The East Branch of the Westfield River (one of three), better know as The Westfield, is to Western Massachusetts as the West Branch of the Ausable is to Upstate New York. With its headwaters beginning high in the Berkshires, it is by far the longest of all three. Majestic state forests can be seen with the river cutting its way through the ledges and gorges surround these headwaters, in Savoy and Windsor, until itís slowed by the Knightville and Littleville Dams.
Driving along Rte. 9 through Cummington, you will view some of the wider stretches of the East Branch branch with plenty of access for the fishermen to park along the way.

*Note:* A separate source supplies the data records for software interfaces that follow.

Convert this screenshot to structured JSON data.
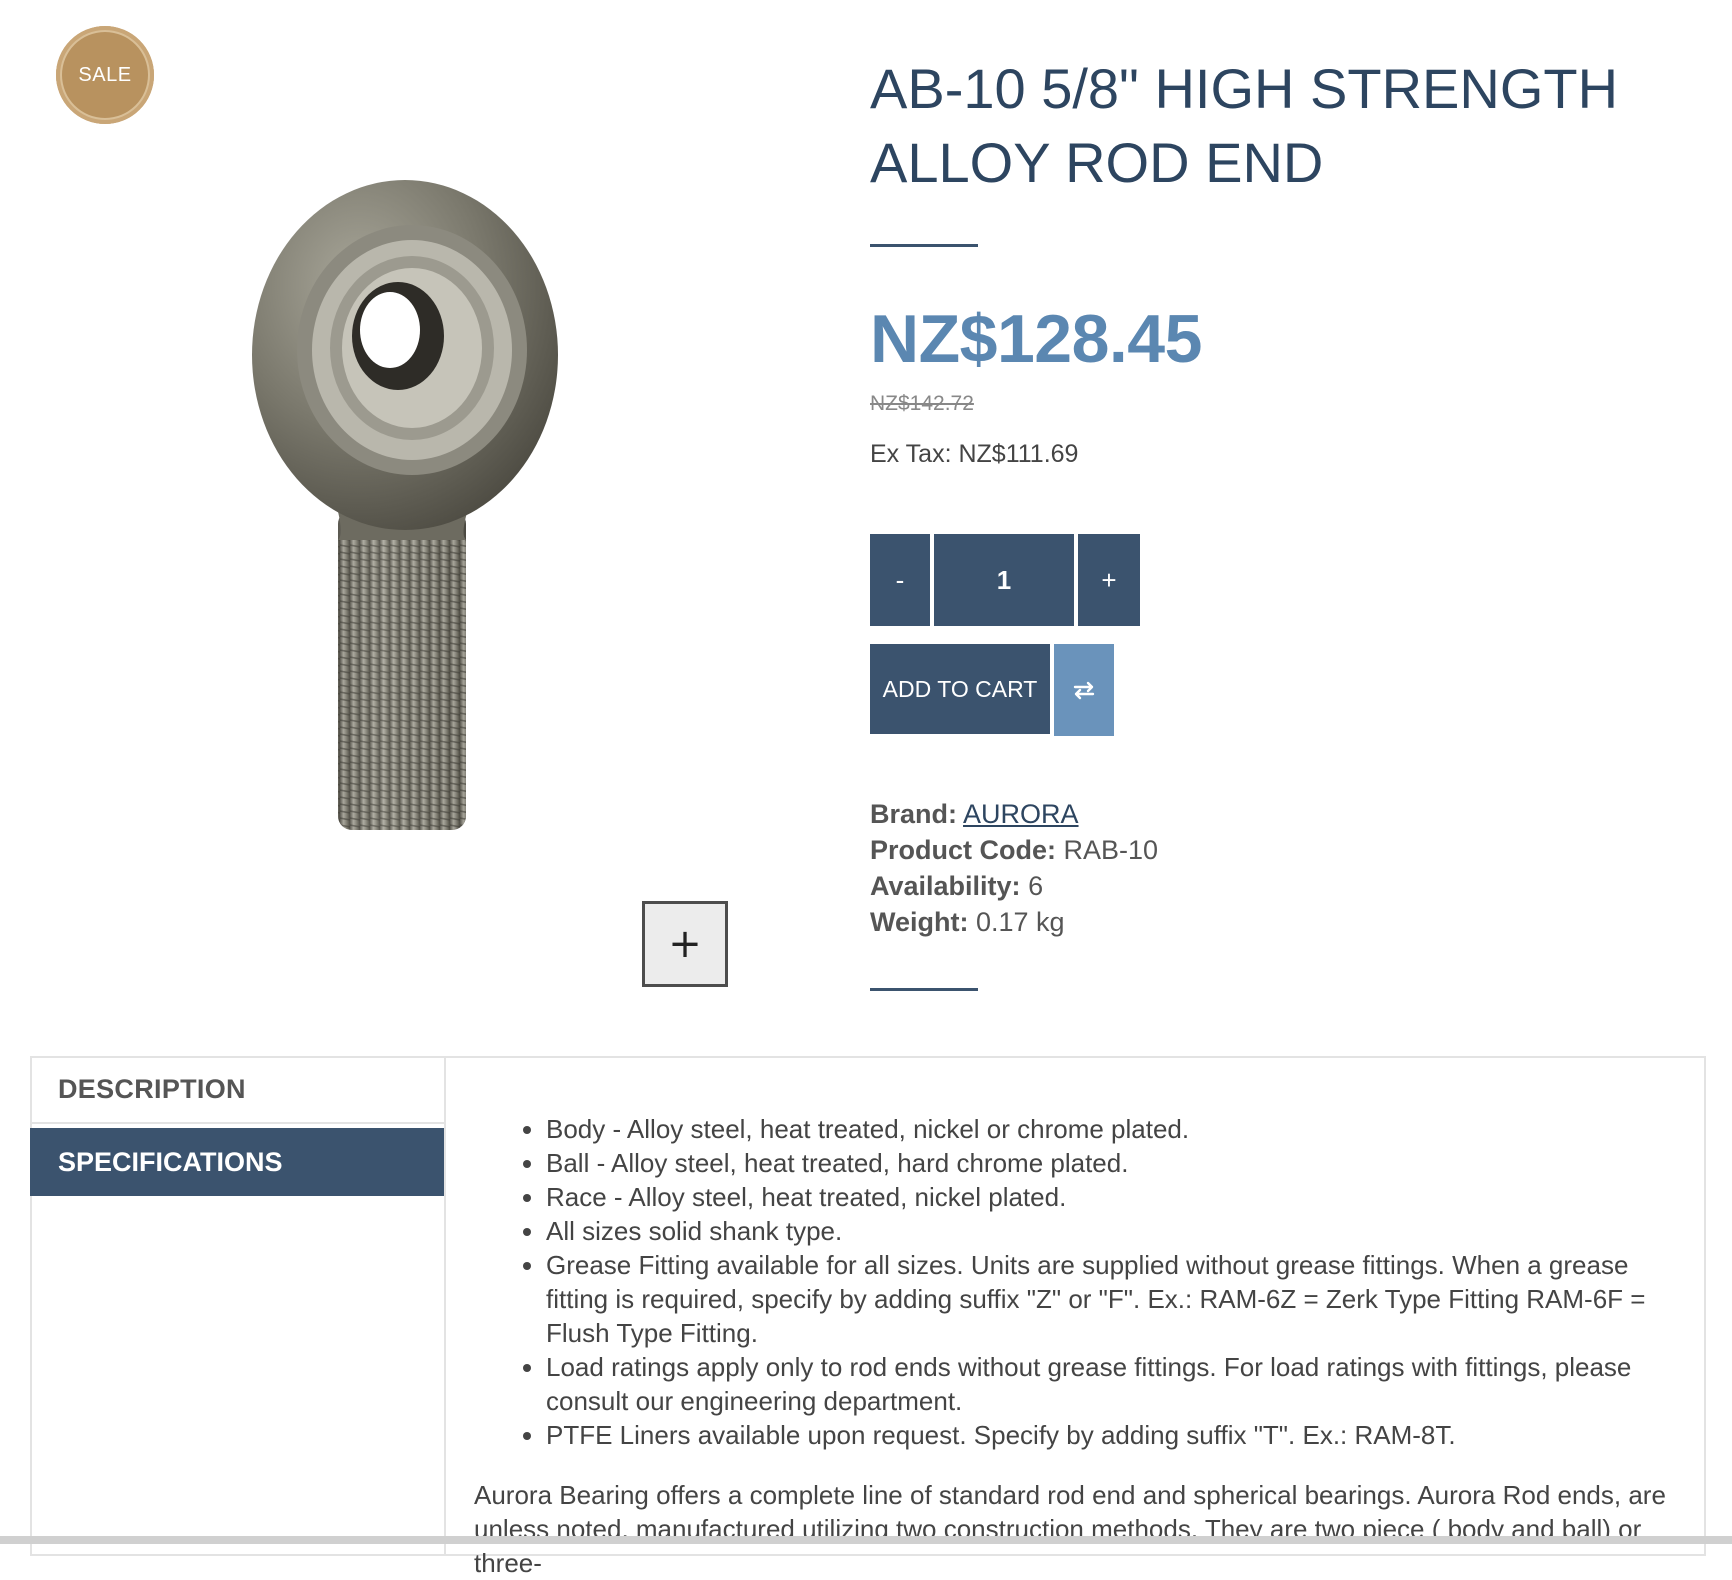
{
  "badge": {
    "label": "SALE",
    "color": "#b8925f"
  },
  "product": {
    "title": "AB-10 5/8\" HIGH STRENGTH ALLOY ROD END",
    "price": "NZ$128.45",
    "old_price": "NZ$142.72",
    "ex_tax": "Ex Tax: NZ$111.69"
  },
  "quantity": {
    "minus": "-",
    "value": "1",
    "plus": "+"
  },
  "cart": {
    "add_label": "ADD TO CART",
    "compare_icon": "compare-arrows-icon"
  },
  "meta": {
    "brand_label": "Brand:",
    "brand_value": "AURORA",
    "code_label": "Product Code:",
    "code_value": "RAB-10",
    "availability_label": "Availability:",
    "availability_value": "6",
    "weight_label": "Weight:",
    "weight_value": "0.17 kg"
  },
  "zoom": {
    "icon": "plus-icon",
    "label": "+"
  },
  "tabs": [
    {
      "label": "DESCRIPTION",
      "active": false
    },
    {
      "label": "SPECIFICATIONS",
      "active": true
    }
  ],
  "specifications": {
    "items": [
      "Body - Alloy steel, heat treated, nickel or chrome plated.",
      "Ball - Alloy steel, heat treated, hard chrome plated.",
      "Race - Alloy steel, heat treated, nickel plated.",
      "All sizes solid shank type.",
      "Grease Fitting available for all sizes. Units are supplied without grease fittings. When a grease fitting is required, specify by adding suffix \"Z\" or \"F\". Ex.: RAM-6Z = Zerk Type Fitting RAM-6F = Flush Type Fitting.",
      "Load ratings apply only to rod ends without grease fittings. For load ratings with fittings, please consult our engineering department.",
      "PTFE Liners available upon request. Specify by adding suffix \"T\". Ex.: RAM-8T."
    ],
    "paragraph": "Aurora Bearing offers a complete line of standard rod end and spherical bearings. Aurora Rod ends, are unless noted, manufactured utilizing two construction methods. They are two piece ( body and ball) or three-"
  },
  "colors": {
    "primary": "#3b536e",
    "price": "#5b87b1",
    "compare": "#6a93bb",
    "title": "#2d4560"
  }
}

In early spring, fishing is very good through this area in the rapids and cuts and as the water recedes, pools and pocket water are the best choices for the fly fishers.
Where the flow of the Westfield meets the westerly bank of the mountain, it is joined with a stream called the Swift (not to be confused with the Swift River in Belchertown) and flows in a southerly direction towards Rte. 143 and into the fabled Chesterfield Gorge. You can have plenty of good fishing in between Rte. 9 and Rte. 143, but you must be willing to make a full day trip to allow for site seeing, exploring the water and of course fishing. Donít be surprised by the swimmers you may encounter deep into this section too, but once past this area good pocket water fishing continues on to Rte.143.
Beginning here, some of the better flyfishing is found in Western Massachusetts, where the longest single uninterrupted stretch (7 miles) is designated for Catch and Release only (artificials only), which starts about a mile downstream from the 143 bridge. With this river being a mostly freestone bed, be prepared for some of the slipperiest and uneven wading you may have ever encountered, but offering such rewards as fantastic rainbow, brookie and brown trout fishing with beautiful mountain scenery. This area is unique, as itís owned by the state, the town maintains the road, but the Army Corp. of Engineers maintains the entire reservation watershed.
What makes this area so appealing is that the very rough logging road is minimally maintained, so it is accessed best by 4wdís, and is gated off to all vehicles after about the first ĺ of a mile or so. That means you hike in to the remaining 6 plus miles of catch and release. In the summer water levels can become dangerously low for the fish causing them to seek the deeper pools, cuts and banks for safe harbor. Summer thunder storms will cause this river to swell beyond safe wading conditions, which I have personally witnessed this river do in a matter of less than two hours. Once the water becomes a fishable high and is on itís way down, outstanding flyfishing is usually the result. This section is best fished with a local guide so not to waste valuable fishing time looking for productive water, even though it all looks great and for the most part is!
The Chesterfield Gorge may be the most fabled part of the Westfield, but there is equal fishing on the other branches. With well-shaded runs and pools, operating and broken down dams and falls, trophy fish can be found almost anywhere in this three river basin.
Along with the west branch, which is definately worth exploring because of its foliage cover and cooler waters in the summer, is another favorite called the main stem. This sections runs through the town of Westfield along Rte. 20, which has outstanding trophy flyfishing mostly all season and allows easy access with many pull offs along the way.